Don’t be afraid to step outside of your comfort zone and try something different. Ward plays with angles of the beer, and Smith says try something interesting with lighting or backgrounds. Try to avoid flat beers, says Hall. One pro tip he has is give a beer a slight swirl with chopsticks to create a head again once it falls.
Tell the Story
Learn the story about the brewery and the beer to help shape your photos. “When you go to a new brewery, don’t just walk in the door and start taking photos,” Hall says. Learn what makes a brewery tick and talk to the people behind the scenes.
Relax and Have Fun
All of the beer photographers we talked to agree when it comes to taking beer photos, get out of your head, have fun, and drink a beer. Don’t stress about it too much. If you’re having fun, it will show in your photo. Don’t worry about making mistakes either. Embrace them.
Beer photos are so much more than just pictures of beer. Whether it’s an artist’s creative label design, the robust color the brewer hoped to achieve, or the scenic nearby surroundings of where the beer was made, every photo tells a story, and we can’t wait to see what’s next.

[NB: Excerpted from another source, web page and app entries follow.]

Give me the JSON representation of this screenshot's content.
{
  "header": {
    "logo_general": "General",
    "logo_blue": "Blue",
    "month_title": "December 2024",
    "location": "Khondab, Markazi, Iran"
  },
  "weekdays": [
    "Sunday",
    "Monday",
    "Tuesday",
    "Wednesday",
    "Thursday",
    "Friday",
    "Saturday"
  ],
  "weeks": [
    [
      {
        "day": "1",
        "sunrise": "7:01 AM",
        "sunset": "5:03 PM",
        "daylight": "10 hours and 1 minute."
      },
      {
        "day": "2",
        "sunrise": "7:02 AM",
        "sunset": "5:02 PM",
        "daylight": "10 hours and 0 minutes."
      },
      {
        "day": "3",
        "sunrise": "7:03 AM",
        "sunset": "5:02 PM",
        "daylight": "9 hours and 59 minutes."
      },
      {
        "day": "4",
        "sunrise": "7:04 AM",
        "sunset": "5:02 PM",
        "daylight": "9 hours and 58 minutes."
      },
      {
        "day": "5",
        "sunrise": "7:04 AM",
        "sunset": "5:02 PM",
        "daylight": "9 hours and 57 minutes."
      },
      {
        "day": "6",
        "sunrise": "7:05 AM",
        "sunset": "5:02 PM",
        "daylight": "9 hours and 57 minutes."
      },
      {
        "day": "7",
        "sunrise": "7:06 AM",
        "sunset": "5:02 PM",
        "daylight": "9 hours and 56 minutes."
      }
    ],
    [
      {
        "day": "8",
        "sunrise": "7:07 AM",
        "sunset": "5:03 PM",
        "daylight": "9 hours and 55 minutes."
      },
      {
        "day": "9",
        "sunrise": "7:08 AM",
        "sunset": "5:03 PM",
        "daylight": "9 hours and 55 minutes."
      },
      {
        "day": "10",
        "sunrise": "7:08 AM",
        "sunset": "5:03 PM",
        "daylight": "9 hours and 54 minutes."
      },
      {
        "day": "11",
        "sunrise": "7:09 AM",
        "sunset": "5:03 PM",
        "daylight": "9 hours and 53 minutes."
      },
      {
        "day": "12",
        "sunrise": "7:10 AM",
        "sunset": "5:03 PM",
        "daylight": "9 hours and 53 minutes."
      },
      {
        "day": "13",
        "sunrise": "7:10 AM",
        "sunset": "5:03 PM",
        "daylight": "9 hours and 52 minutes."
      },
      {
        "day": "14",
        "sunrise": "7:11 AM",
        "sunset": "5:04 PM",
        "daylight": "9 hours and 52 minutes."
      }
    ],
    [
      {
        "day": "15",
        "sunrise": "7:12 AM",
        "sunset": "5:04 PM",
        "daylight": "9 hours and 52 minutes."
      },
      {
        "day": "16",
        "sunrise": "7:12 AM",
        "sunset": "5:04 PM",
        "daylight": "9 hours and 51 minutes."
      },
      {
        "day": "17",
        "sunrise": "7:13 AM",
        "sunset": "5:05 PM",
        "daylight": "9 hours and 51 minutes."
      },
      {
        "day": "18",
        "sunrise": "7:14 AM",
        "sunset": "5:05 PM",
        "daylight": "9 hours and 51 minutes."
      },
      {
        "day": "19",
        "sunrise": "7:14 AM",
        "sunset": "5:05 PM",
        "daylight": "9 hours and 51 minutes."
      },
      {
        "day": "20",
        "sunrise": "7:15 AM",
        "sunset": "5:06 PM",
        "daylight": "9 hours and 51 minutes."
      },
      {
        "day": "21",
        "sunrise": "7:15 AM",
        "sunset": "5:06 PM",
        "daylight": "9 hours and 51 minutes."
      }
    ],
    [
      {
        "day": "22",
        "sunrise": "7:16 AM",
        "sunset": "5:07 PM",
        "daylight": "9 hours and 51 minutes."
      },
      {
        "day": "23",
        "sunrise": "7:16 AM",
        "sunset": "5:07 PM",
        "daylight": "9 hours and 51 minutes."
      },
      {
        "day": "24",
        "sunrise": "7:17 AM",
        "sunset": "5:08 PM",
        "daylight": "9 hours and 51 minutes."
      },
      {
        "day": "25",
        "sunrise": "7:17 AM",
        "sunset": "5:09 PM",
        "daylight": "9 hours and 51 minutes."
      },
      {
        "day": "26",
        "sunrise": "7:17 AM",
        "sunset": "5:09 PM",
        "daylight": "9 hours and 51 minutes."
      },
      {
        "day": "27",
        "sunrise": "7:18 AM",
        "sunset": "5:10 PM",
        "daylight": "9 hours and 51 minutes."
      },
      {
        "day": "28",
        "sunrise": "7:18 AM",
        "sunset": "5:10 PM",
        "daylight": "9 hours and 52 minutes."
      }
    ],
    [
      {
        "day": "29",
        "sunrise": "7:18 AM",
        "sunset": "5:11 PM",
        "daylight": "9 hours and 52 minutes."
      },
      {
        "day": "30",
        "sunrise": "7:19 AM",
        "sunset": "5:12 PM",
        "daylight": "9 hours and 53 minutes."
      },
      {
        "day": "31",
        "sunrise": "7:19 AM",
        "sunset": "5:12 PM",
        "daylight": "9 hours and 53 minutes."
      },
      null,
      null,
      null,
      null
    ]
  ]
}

CraftBeer.com is fully dedicated to small and independent U.S. breweries. We are published by the Brewers Association, the not-for-profit trade group dedicated to promoting and protecting America’s small and independent craft brewers. Stories and opinions shared on CraftBeer.com do not imply endorsement by or positions taken by the Brewers Association or its members.